▶ **Directions**
Could you give every record again, exactly as it reads?

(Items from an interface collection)
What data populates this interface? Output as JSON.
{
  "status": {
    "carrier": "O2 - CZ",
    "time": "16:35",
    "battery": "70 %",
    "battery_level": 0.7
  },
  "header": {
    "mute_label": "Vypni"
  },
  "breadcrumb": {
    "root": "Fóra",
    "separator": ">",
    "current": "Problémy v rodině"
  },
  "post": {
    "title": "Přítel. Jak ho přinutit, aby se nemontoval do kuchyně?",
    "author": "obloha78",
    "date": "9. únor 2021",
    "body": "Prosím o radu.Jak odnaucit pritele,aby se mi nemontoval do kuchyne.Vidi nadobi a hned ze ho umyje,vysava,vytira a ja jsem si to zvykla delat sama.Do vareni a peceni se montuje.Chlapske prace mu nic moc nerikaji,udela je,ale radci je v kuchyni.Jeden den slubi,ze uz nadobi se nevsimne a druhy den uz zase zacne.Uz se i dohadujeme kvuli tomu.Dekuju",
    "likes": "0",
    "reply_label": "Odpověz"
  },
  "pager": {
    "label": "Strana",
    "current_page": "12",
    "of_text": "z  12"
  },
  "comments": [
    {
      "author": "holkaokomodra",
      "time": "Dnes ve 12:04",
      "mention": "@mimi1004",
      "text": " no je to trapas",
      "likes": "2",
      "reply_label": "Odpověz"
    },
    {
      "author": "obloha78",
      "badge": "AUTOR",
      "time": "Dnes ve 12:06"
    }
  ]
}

▶ **Written solution**
What data populates this interface? Output as JSON.
{
  "status": {
    "carrier": "O2 - CZ",
    "time": "16:35",
    "battery": "70 %",
    "battery_level": 0.7
  },
  "header": {
    "mute_label": "Vypni"
  },
  "breadcrumb": {
    "root": "Fóra",
    "separator": ">",
    "current": "Problémy v rodině"
  },
  "post": {
    "title": "Přítel. Jak ho přinutit, aby se nemontoval do kuchyně?",
    "author": "obloha78",
    "date": "9. únor 2021",
    "body": "Prosím o radu.Jak odnaucit pritele,aby se mi nemontoval do kuchyne.Vidi nadobi a hned ze ho umyje,vysava,vytira a ja jsem si to zvykla delat sama.Do vareni a peceni se montuje.Chlapske prace mu nic moc nerikaji,udela je,ale radci je v kuchyni.Jeden den slubi,ze uz nadobi se nevsimne a druhy den uz zase zacne.Uz se i dohadujeme kvuli tomu.Dekuju",
    "likes": "0",
    "reply_label": "Odpověz"
  },
  "pager": {
    "label": "Strana",
    "current_page": "12",
    "of_text": "z  12"
  },
  "comments": [
    {
      "author": "holkaokomodra",
      "time": "Dnes ve 12:04",
      "mention": "@mimi1004",
      "text": " no je to trapas",
      "likes": "2",
      "reply_label": "Odpověz"
    },
    {
      "author": "obloha78",
      "badge": "AUTOR",
      "time": "Dnes ve 12:06"
    }
  ]
}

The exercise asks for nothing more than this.